— EXERCISE BRIEF —
If a line in the records below contains the word "location", copy it out.

+ + + + +

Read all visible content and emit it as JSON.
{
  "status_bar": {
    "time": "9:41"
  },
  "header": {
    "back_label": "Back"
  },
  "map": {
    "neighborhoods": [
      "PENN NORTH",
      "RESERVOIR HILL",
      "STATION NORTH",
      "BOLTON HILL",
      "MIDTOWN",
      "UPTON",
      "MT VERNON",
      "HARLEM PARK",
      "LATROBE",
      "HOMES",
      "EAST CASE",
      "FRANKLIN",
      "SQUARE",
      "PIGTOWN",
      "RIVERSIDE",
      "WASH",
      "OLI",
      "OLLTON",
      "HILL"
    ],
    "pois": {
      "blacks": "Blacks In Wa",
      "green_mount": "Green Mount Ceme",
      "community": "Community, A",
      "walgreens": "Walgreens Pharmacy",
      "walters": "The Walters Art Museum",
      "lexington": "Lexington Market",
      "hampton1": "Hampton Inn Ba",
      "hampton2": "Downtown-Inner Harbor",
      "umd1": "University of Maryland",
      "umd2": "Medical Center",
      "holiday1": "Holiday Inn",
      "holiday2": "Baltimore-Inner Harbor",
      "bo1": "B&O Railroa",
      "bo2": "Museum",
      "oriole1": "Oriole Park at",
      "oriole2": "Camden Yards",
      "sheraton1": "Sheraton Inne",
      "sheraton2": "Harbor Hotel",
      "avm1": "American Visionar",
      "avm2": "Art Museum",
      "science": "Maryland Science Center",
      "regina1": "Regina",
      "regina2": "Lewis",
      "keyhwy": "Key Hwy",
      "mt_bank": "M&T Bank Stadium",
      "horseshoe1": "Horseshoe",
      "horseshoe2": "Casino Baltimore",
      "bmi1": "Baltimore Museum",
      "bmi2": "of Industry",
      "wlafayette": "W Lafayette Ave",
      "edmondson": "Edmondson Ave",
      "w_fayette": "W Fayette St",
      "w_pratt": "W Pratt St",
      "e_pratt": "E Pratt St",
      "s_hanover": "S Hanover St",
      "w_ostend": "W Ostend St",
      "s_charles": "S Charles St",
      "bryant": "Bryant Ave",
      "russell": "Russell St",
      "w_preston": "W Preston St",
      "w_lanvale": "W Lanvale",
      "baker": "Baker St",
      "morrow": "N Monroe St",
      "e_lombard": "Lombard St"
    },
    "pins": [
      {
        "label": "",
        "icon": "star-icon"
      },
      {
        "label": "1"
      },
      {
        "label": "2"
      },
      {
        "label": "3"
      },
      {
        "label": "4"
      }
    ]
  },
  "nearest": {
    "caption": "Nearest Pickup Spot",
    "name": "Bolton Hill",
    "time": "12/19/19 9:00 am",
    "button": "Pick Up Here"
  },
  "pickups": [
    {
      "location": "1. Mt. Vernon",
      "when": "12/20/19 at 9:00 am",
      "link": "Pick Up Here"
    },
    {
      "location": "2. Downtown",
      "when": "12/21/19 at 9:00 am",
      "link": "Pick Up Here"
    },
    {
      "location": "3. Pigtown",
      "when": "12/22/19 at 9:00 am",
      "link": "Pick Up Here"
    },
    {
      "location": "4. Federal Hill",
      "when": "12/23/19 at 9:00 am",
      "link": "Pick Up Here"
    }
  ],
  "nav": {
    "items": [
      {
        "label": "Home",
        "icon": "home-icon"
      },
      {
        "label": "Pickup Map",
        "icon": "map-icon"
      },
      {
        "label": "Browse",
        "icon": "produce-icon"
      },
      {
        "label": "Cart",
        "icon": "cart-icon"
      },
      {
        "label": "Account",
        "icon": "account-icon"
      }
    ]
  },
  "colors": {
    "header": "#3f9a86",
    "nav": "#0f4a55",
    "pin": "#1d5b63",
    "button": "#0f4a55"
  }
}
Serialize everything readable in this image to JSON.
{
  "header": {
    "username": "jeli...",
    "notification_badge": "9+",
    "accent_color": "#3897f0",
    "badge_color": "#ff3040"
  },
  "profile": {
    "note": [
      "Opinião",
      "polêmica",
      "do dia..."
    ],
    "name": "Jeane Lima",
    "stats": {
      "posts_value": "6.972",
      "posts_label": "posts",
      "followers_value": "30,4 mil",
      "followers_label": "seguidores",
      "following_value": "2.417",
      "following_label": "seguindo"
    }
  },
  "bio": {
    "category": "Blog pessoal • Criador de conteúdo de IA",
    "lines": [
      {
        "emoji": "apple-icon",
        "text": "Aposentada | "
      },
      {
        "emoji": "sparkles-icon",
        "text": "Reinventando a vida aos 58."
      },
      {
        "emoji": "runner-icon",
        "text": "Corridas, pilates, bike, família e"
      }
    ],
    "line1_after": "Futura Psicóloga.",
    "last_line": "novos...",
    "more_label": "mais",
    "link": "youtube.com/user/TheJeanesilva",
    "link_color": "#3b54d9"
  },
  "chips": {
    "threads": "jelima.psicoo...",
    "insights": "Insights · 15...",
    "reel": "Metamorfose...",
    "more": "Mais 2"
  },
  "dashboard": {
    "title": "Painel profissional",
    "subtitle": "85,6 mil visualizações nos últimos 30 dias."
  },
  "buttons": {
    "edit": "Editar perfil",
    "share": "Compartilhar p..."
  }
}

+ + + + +

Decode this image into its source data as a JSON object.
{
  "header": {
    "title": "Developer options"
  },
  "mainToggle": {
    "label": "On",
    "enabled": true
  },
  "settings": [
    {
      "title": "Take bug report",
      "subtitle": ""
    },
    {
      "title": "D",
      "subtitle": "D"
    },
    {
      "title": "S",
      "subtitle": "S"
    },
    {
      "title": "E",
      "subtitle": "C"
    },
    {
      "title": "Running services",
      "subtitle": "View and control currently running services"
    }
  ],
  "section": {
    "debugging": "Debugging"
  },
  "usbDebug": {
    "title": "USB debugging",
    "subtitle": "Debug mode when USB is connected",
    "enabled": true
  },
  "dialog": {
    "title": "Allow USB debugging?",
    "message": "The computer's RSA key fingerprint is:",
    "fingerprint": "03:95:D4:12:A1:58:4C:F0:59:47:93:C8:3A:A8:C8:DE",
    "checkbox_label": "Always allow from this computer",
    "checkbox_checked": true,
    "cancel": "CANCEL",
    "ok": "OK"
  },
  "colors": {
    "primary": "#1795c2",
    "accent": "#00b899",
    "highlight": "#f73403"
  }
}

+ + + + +

— OUTPUT —
      "location": "1. Mt. Vernon",
      "location": "2. Downtown",
      "location": "3. Pigtown",
      "location": "4. Federal Hill",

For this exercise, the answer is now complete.